## WHAT TO WORK ON
In the entries below, how many lines hold the word "Nachrichten"? Answer with the number only.

--- GIVEN DATA ---

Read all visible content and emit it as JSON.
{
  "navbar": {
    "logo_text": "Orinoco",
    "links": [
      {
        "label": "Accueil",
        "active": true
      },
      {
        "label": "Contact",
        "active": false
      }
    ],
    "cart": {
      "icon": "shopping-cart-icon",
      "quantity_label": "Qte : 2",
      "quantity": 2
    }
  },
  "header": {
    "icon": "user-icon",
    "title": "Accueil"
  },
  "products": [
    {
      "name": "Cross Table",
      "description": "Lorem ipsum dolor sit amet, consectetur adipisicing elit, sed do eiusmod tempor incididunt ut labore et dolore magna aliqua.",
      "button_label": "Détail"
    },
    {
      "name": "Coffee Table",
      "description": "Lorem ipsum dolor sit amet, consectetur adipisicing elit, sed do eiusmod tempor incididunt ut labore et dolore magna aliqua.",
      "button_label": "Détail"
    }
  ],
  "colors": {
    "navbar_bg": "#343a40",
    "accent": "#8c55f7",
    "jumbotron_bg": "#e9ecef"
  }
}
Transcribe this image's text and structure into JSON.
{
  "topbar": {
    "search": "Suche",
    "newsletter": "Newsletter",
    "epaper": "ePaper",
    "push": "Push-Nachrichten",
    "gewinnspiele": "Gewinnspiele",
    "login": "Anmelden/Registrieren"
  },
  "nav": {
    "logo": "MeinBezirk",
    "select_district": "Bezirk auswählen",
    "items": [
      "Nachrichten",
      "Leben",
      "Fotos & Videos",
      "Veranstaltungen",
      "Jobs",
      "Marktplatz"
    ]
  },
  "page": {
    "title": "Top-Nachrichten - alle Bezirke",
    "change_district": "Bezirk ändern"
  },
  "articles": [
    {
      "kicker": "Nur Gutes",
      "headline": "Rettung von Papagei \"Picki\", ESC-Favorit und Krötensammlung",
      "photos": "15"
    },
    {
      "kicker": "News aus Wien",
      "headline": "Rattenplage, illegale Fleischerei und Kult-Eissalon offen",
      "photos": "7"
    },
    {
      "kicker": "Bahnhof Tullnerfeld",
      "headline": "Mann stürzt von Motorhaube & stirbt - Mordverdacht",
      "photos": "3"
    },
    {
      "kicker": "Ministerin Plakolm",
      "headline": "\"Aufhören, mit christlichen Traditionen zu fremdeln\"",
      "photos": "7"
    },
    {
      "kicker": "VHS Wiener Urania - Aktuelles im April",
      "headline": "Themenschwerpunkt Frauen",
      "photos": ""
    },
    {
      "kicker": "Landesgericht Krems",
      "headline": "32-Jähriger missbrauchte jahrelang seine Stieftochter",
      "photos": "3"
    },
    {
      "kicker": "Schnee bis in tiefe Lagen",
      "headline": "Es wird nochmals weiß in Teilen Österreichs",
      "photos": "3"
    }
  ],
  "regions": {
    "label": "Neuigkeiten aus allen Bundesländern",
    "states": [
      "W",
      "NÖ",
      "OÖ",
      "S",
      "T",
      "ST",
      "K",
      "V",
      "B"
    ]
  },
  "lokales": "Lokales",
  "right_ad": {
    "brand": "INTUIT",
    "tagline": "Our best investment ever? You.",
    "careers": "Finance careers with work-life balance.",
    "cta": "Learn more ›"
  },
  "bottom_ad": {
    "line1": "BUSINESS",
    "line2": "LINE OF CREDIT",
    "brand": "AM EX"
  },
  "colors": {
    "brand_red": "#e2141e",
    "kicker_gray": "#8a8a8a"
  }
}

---
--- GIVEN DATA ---

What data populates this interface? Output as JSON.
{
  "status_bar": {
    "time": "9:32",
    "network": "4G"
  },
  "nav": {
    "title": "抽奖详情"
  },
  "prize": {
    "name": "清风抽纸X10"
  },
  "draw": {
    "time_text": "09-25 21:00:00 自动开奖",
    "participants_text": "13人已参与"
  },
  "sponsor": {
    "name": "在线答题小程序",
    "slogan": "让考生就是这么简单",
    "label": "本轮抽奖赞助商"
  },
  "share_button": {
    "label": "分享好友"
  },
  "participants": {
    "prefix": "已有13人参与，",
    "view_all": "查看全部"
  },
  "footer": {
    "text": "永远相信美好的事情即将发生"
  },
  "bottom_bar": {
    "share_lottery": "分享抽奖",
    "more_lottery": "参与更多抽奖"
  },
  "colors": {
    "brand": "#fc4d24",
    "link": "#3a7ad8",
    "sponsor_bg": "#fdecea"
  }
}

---

## REPLY TO THE EXERCISE
3